• [DATA FOR REVIEW]:
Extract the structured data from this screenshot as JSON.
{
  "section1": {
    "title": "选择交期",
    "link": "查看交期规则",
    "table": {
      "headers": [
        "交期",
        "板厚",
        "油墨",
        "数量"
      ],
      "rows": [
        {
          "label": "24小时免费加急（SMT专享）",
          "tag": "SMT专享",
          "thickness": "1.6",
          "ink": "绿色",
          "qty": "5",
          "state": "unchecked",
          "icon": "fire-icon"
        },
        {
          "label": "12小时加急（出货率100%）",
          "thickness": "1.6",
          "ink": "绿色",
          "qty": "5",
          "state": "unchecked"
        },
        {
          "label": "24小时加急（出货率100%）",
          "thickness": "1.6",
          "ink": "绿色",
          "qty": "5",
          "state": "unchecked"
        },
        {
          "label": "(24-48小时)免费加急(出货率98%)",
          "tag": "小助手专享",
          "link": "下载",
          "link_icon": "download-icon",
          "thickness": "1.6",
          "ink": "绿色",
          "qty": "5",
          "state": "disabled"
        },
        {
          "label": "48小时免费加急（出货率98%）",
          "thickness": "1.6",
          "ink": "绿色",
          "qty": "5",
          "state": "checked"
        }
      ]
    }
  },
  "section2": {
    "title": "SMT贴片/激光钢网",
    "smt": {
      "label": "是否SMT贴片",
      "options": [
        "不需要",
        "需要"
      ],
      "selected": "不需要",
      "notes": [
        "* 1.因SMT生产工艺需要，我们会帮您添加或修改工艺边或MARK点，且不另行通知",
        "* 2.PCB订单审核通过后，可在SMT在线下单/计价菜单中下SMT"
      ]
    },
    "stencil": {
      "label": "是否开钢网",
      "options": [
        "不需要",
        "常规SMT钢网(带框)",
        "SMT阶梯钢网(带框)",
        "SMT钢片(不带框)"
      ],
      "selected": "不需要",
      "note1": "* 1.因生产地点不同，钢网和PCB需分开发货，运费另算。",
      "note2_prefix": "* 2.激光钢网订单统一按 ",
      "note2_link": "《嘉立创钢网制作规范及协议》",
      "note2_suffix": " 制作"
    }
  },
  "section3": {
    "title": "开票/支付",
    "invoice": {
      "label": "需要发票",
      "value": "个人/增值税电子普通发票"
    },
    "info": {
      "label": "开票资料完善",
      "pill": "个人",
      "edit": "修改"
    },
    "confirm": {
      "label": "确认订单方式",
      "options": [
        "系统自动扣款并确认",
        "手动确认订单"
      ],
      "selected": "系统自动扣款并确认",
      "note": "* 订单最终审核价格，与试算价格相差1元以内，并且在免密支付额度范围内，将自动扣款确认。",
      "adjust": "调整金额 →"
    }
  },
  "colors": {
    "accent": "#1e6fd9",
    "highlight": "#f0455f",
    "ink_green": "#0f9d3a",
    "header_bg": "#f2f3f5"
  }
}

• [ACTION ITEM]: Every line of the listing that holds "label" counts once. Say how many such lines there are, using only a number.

• [OUTPUT OF THE TASK]: 10